**Provided records:**
- - -
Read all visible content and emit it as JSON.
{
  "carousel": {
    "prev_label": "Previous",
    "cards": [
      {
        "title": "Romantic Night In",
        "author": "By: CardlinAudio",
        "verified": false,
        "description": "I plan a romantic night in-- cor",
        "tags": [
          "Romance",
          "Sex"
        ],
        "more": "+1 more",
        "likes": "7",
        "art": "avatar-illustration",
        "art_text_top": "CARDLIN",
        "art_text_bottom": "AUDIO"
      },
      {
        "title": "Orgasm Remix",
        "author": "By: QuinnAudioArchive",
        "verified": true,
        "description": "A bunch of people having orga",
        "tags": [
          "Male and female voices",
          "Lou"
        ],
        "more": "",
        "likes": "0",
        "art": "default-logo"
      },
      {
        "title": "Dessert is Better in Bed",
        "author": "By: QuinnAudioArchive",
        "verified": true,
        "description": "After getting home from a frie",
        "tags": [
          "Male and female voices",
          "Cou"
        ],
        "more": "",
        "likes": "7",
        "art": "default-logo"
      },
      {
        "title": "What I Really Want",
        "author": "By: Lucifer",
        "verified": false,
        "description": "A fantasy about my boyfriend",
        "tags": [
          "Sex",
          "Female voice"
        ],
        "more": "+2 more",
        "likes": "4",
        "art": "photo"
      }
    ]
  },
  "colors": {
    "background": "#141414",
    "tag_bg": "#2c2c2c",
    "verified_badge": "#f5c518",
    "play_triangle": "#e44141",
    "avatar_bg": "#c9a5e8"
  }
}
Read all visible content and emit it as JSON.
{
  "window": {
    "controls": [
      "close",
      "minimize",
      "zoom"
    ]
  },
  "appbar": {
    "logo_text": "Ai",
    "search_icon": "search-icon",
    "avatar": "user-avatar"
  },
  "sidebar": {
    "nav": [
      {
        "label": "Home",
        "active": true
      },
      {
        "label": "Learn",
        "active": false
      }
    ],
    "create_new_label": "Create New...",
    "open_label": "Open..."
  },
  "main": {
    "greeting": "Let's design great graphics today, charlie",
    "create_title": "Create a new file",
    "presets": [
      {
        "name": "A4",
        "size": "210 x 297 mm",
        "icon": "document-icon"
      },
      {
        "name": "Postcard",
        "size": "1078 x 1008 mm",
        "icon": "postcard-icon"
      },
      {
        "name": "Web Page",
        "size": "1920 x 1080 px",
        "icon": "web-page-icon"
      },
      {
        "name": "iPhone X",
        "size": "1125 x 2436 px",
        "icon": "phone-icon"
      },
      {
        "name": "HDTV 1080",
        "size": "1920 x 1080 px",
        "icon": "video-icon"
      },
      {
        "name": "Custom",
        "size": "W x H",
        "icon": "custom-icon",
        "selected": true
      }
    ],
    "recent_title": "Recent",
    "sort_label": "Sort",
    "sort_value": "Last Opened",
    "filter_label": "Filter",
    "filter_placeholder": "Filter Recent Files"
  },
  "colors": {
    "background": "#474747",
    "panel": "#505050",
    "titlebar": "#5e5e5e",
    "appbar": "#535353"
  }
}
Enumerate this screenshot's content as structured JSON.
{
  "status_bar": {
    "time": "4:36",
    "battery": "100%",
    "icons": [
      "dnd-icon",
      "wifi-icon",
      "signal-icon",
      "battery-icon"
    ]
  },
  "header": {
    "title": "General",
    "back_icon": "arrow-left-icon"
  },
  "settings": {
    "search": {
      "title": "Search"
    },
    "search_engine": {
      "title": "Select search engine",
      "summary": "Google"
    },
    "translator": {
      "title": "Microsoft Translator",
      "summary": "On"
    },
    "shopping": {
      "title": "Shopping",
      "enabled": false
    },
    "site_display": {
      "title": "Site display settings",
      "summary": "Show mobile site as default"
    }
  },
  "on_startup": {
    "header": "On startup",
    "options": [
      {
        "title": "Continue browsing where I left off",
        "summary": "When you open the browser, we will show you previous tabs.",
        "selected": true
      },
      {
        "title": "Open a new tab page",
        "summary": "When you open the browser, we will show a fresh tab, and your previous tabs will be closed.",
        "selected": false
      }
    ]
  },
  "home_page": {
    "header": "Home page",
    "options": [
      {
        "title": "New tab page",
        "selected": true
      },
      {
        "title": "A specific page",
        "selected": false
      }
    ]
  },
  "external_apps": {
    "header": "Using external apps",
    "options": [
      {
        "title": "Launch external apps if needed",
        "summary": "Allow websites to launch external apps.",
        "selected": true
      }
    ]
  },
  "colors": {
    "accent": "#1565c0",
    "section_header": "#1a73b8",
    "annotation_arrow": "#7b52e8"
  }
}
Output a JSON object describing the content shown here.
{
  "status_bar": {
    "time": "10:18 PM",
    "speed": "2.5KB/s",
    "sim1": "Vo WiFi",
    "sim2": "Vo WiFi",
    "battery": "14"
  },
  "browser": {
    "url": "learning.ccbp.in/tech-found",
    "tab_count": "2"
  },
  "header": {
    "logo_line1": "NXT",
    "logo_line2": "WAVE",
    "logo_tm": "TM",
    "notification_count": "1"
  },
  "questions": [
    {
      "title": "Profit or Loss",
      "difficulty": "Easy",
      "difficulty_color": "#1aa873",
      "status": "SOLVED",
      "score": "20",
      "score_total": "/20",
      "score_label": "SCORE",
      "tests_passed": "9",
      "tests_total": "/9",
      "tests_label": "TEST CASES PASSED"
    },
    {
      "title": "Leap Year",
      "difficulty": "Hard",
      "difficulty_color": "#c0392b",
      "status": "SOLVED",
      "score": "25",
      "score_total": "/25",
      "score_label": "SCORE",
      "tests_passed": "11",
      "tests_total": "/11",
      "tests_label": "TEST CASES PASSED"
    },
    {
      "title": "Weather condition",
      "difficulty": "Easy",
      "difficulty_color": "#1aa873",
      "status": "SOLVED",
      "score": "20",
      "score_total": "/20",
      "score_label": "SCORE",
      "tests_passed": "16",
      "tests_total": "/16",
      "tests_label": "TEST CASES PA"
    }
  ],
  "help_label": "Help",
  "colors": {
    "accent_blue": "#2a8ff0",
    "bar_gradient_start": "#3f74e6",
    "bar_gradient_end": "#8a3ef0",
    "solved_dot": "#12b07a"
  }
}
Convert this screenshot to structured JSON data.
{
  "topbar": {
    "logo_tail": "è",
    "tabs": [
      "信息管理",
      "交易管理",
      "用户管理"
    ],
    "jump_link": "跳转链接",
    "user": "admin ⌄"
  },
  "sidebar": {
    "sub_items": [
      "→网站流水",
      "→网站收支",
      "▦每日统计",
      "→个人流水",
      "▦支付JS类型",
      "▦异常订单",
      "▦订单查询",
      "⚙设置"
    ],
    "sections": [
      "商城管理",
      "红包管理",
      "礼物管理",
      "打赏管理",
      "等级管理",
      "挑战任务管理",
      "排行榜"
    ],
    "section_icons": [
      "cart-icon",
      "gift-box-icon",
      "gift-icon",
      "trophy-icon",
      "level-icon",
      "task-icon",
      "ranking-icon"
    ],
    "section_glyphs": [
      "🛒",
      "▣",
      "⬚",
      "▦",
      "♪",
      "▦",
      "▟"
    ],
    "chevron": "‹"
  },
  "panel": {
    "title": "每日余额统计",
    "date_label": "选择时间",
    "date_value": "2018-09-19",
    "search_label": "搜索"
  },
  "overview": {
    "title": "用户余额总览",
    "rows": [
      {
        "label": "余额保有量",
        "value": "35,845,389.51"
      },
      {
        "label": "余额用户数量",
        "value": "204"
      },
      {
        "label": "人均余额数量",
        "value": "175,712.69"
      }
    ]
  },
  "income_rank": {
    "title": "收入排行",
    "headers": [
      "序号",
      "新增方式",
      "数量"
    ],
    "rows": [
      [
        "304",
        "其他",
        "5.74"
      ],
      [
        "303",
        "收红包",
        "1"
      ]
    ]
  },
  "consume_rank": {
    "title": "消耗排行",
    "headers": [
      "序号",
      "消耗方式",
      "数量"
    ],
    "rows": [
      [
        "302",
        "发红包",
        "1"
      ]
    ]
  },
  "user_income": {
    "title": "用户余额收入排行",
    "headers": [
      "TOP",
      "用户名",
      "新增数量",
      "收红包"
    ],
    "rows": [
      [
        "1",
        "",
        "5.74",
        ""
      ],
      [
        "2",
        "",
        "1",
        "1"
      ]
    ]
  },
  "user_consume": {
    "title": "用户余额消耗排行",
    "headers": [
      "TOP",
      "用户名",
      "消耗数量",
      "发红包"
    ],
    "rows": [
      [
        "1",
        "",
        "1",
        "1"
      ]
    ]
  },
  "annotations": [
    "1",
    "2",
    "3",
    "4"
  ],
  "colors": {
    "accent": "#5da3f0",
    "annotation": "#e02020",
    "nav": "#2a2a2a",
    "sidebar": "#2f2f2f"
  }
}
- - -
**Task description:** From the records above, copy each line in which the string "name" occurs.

**Written answer:**
        "name": "A4",
        "name": "Postcard",
        "name": "Web Page",
        "name": "iPhone X",
        "name": "HDTV 1080",
        "name": "Custom",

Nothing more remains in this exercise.